Feeling Nostalgic: Taipei, SARS, and the End of the World
Daily Origami is a way for us to record our off the cuff thoughts, feelings and observations about the world around us. Published every weekday, Monday through Friday.
Hop on the nostalgia train as we travel back to the year 2003. Back when I was a 14 year old teenager. It was a time before social media. Before smartphones. Before blaming immigrants for all our problems was cool.
2003 was the season of SARS. Remember SARS? It was the old Ebola.
I was a sophomore attending a private international school in Taipei. The school had been built in 1949 for families of American GIs stationed at the nearby Shulinkou Air Base. After the U.S. withdrawal, it became an expensive prep school for kids of the wealthy and connected. My family was neither - but that’s a story for another time.
Back to SARS: it’s hard to remember the general sense of panic and paranoia that was in the air. Especially in Asia - where the disease originated. And because the virus spread through the respiratory system, every cough was met with narrowed eyes. People travelled everywhere wearing surgical masks. Bottles of sanitizer flew off the shelves by the half gallon.
SARS had a major impact on my life. In some ways, you could say that the end of the world has helped shape the way I make sense of things in 2017.
It began in April, when a classmate of mine contracted SARS. We were in the same physics lab together.
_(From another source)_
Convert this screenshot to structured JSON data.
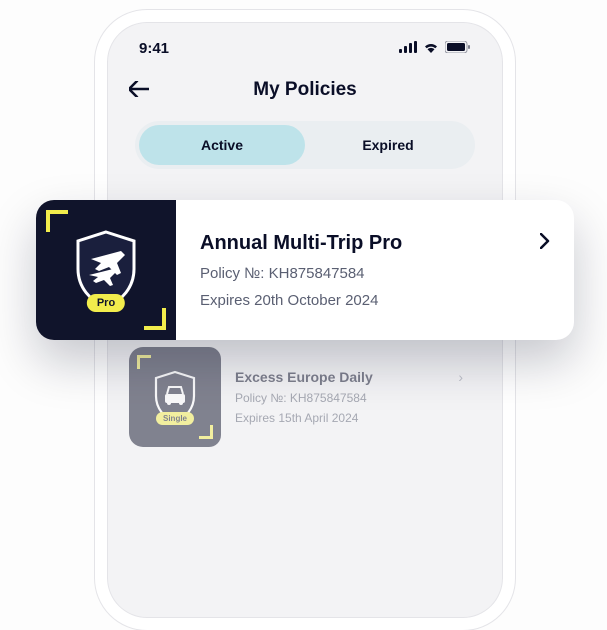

He was a decent guy, and though we hardly ever spoke, he definitely didn’t deserve to contract SARS (spoiler alert: he survived).
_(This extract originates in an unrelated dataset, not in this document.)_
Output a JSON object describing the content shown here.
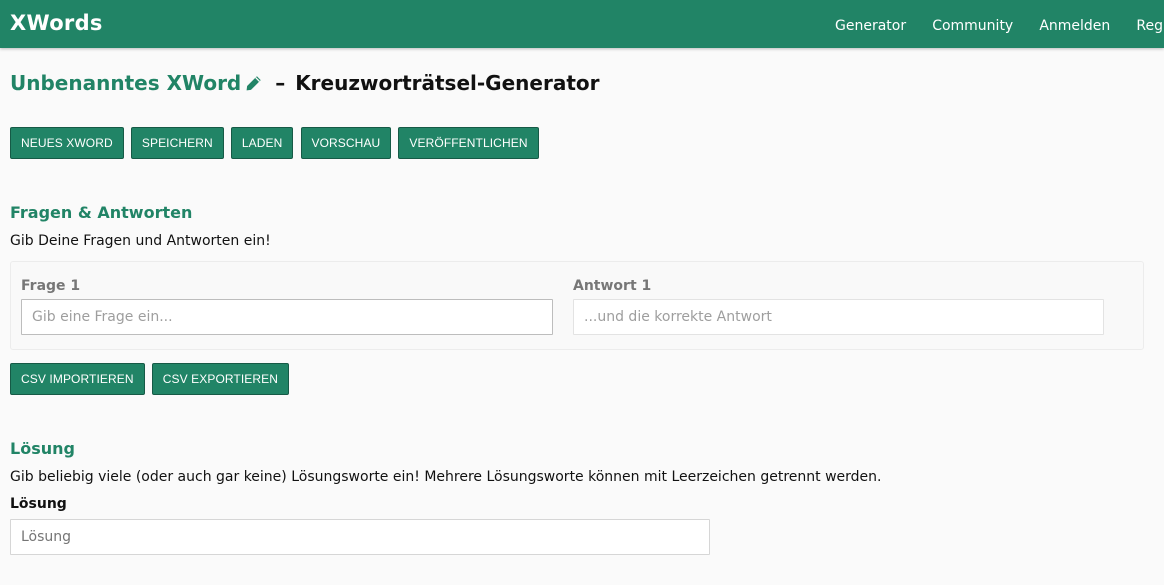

Two things happened after the government quarantined my classmate:
- My school was shut down immediately for the year and our summer vacation officially began in April.
- I was given a “Pass” grade on the slow moving trainwreck that was my physics project.
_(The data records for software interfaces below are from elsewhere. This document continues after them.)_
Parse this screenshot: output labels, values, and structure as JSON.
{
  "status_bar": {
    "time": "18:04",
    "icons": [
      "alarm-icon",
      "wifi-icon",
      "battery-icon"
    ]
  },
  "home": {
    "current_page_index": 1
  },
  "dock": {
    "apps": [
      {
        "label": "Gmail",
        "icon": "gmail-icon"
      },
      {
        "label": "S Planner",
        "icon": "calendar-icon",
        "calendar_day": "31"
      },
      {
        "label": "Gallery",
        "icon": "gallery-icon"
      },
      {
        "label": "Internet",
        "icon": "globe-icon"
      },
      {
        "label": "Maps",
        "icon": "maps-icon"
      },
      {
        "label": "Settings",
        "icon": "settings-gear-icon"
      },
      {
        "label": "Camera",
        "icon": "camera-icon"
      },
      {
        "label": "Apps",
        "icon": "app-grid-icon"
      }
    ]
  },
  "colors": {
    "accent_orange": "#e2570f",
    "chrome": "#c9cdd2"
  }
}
However, my relief turn out to be short-lived. Two extra months of summer sounds awesome in theory - until you realize that you’ll be spending those months cooped up at home reading War and Peace and watching the world crumble around you on daytime television. Every channel kept replaying the same footage of my classmate being wheeled into the hospital.
The fear was palpable. It was everywhere - and we couldn’t turn away.
By July, SARS had been contained, taking the lives of 775 people around the globe.
The first day I set foot outside without a mask, I remember feeling shocked at how quickly everything went back to normal. All the fear and paranoia of the past eight months vanished like a bad dream.
The fever broke and life went on.
Which is to say that everything has its season, and every season comes to an end.